The city of Newark, the state’s largest municipality and a Democratic stronghold for all statewide elections. However, critics are now trying to draw attention to less than usual numbers during the mayoral campaign, ignoring the well-known fact that this is a typical scenario for incumbents – particularly the few who easily win for a third term. They also point to low numbers for subsequent races but conveniently cover up the fact that there was little to no competition among them. It’s fair to assume that the Newarkers simply didn’t feel the fear of a possible leadership change looming over them like so many others in the state and around the country. Either way, these insiders are coming out of the gate with attacks a little earlier than usual, which just indicates they fear potential rivals like Baraka – and feared very early on.
Consistent voter engagement is incredibly important — especially in a state like New Jersey, where we’re one of only two states in the country that hosts major elections every year. For example, in 2021, Gov. Murphy faced a surprisingly close race despite being the incumbent, the state’s chief speaker during the pandemic, and the owner of a sizeable war chest. Looking ahead to 2025, none of the supposed Democratic hopefuls have any of those assets. Additionally, Black and Brown voters — particularly those who came from the Newark area — allowed Murphy to remain the state’s top leader.
Against this backdrop, Democrats and like-minded progressives must focus their efforts on agreeing on issues dear to our country’s hearts: women’s reproductive rights, the high cost of living, jobs and more. The midterms of 2022 have just shown us that we can prevent a red wave with these values. And thanks to recent Supreme Court decisions, the states have been given more power over our individual liberties – making New Jersey’s race for Drumthwacket critical.

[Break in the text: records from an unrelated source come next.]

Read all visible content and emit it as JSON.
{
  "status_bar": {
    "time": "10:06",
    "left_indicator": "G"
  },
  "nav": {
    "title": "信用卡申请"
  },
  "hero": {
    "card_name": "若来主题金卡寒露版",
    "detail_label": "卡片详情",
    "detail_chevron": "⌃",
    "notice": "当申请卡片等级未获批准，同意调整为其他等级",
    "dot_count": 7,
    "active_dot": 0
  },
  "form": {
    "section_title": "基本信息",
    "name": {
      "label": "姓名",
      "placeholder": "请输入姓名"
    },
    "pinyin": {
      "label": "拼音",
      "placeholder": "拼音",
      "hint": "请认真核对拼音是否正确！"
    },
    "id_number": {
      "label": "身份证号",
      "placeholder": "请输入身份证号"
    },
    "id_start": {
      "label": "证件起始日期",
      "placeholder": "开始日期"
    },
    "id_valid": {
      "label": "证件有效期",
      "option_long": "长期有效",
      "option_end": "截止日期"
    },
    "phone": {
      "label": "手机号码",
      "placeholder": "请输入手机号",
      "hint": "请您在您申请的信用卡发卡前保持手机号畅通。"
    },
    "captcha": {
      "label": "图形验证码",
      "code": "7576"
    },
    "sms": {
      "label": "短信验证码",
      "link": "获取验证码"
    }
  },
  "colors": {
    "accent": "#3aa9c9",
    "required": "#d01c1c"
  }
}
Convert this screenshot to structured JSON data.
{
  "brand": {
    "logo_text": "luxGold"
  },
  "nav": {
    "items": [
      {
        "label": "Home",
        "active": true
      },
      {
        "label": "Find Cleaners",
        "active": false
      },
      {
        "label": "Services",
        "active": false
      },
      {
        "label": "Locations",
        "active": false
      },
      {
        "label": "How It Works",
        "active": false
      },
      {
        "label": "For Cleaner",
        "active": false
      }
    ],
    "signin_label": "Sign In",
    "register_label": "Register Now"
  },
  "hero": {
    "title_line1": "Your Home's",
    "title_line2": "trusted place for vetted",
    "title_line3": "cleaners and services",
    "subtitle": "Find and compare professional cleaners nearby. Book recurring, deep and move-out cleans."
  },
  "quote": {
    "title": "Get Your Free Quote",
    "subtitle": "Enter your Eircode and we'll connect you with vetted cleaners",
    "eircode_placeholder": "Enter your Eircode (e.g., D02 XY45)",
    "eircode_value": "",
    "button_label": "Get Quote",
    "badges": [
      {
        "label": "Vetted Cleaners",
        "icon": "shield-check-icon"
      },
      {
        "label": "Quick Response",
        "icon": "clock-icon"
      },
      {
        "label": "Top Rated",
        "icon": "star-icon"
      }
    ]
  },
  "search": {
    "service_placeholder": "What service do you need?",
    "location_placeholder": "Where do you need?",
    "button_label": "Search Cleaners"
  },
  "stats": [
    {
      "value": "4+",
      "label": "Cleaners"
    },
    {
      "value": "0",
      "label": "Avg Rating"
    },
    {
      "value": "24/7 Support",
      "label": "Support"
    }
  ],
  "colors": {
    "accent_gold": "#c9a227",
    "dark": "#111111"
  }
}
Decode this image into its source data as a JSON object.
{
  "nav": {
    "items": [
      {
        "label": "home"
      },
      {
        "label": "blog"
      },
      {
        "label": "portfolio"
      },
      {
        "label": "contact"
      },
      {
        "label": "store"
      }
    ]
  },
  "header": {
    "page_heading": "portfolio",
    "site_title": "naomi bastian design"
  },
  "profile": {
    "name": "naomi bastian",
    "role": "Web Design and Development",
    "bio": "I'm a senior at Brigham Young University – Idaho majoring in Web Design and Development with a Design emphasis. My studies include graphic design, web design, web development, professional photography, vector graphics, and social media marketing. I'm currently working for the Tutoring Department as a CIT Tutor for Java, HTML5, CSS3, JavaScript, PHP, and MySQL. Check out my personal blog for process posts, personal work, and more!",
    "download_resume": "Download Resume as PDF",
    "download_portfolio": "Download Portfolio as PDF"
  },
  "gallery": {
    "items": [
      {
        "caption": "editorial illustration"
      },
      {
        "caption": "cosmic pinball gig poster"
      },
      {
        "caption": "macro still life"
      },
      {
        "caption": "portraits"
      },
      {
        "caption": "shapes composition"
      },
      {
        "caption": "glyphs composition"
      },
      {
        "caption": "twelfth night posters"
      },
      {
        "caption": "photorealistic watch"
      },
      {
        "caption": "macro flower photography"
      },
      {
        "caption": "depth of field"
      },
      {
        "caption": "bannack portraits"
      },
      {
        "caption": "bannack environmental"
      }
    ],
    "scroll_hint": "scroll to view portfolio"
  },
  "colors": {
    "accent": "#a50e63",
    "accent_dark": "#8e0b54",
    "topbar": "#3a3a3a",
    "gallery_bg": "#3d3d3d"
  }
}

Not to mention that the party needs to make room for an entirely new and growing generation of young voters who care less about party allegiance and more about issues like climate change, student debt, voting rights, social justice and so on. Engaging this audience and bringing them into the herd will require an “all hands on deck” approach, and an approach that will undoubtedly require a voice like that of Baraka and the Newark voters to get on board.
Which brings us back to the needless sham attack on the all-important Newark electorate. This “insider strategy” of finding fault with the core group of voters that EVERY statewide candidate will demand would be ridiculous if it weren’t so damn disrespectful. True political activists from across the state know only too well that attempting to count Ras Baraka and the community behind him so early is unwise and very ill-timed. Nobody should have to deal with friendly fire while the real opposition is laughing up to West State Street. So let’s be clear you will need Ras Baraka’s support to get there – never mind.
Larry Hamm is an advisor to Newark Mayor Ras Baraka.